Though Distinctive Assets’ gift bags are not in any way affiliated with the Academy, their contents are similarly taxable. But as US News’s Susan Johnston Taylor explains, celebrities have a few options to avoid paying taxes on the bags: They can donate all the stuff to charity, turning their gift bag into a tax write-off; they can keep some and sell or donate the rest; or they can simply refuse to accept the gifts altogether.

Didn't I hear something about a lawsuit?

In 2016, the Academy filed suit against Distinctive Assets, claiming the latter's gift bags constitute trademark infringement and damage to the Academy’s reputation.
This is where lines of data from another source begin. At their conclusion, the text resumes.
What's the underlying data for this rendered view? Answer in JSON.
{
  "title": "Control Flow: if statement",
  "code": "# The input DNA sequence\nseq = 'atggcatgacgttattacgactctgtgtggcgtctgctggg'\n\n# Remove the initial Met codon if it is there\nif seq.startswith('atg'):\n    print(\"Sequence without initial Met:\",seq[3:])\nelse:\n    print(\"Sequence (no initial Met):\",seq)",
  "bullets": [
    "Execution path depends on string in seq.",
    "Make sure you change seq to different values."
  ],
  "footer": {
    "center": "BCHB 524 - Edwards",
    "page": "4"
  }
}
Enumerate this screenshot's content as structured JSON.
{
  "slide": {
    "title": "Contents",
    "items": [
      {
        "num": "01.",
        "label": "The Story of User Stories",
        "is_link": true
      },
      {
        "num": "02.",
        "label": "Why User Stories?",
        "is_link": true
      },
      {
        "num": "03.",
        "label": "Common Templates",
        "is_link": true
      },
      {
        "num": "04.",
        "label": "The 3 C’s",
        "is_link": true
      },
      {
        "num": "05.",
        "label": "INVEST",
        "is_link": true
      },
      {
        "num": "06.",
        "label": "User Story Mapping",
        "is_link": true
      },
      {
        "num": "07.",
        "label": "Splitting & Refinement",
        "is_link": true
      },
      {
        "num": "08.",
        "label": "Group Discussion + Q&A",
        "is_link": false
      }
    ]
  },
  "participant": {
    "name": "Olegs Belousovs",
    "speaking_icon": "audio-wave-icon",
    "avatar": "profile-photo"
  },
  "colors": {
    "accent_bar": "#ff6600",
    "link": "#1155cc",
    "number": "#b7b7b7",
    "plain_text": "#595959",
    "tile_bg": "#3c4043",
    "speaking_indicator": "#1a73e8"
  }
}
The bags that year includes a few items the Academy deemed “unsavory,” such as marijuana vape pens, sex toys, and a “vampire breast lift,” which the Academy apparently didn’t want to be linked with in the media.

There's also the fact that such lavish displays of excess, even if not officially linked to the Academy, are bad optics for an organization that has come under fire in recent years from the #OscarsSoWhite movement and other diversity-oriented groups.

But as Bryan Bishop at Vox sister site The Verge pointed out, the Academy's pushback against Distinctive Assets’ elaborate gift bags “wasn’t the Academy taking a principled stand; it was the Academy striking back because it didn’t like the products it was being associated with.” In other words, the core issue — that hundreds of thousands of dollars’ worth of goods are being given to people who are already very rich — has nothing to do with the Academy’s ire.

In April 2016, LA Business News reported that the Academy and Distinctive Assets had reached a settlement in the suit, agreeing, among other restrictions, that Distinctive Assets would not use the Academy’s trademark and would provide a disclaimer that disavows any affiliation between the two organizations. (That disclaimer, in bold type atop the press release announcing this year’s bags, snippily notes, in part, “Neither the Academy nor Distinctive Assets want there to be any association between the ‘Everyone Wins’ Gift Bags and the OSCARS® or the Academy.”)

Thus, after this year’s Academy Awards are over, certain nominees will go home with an expensive participation prize. So if Meryl Streep’s 20th Oscar nomination doesn’t net her a fourth gold statuette, she can at least console herself with some fancy apples and CPR training.

Updated with additional clarification that there is no relationship whatsoever between the Academy of Motion Picture Arts and Sciences and any company that distributes gift bags to Oscar nominees. Truly. No relationship whatsoever.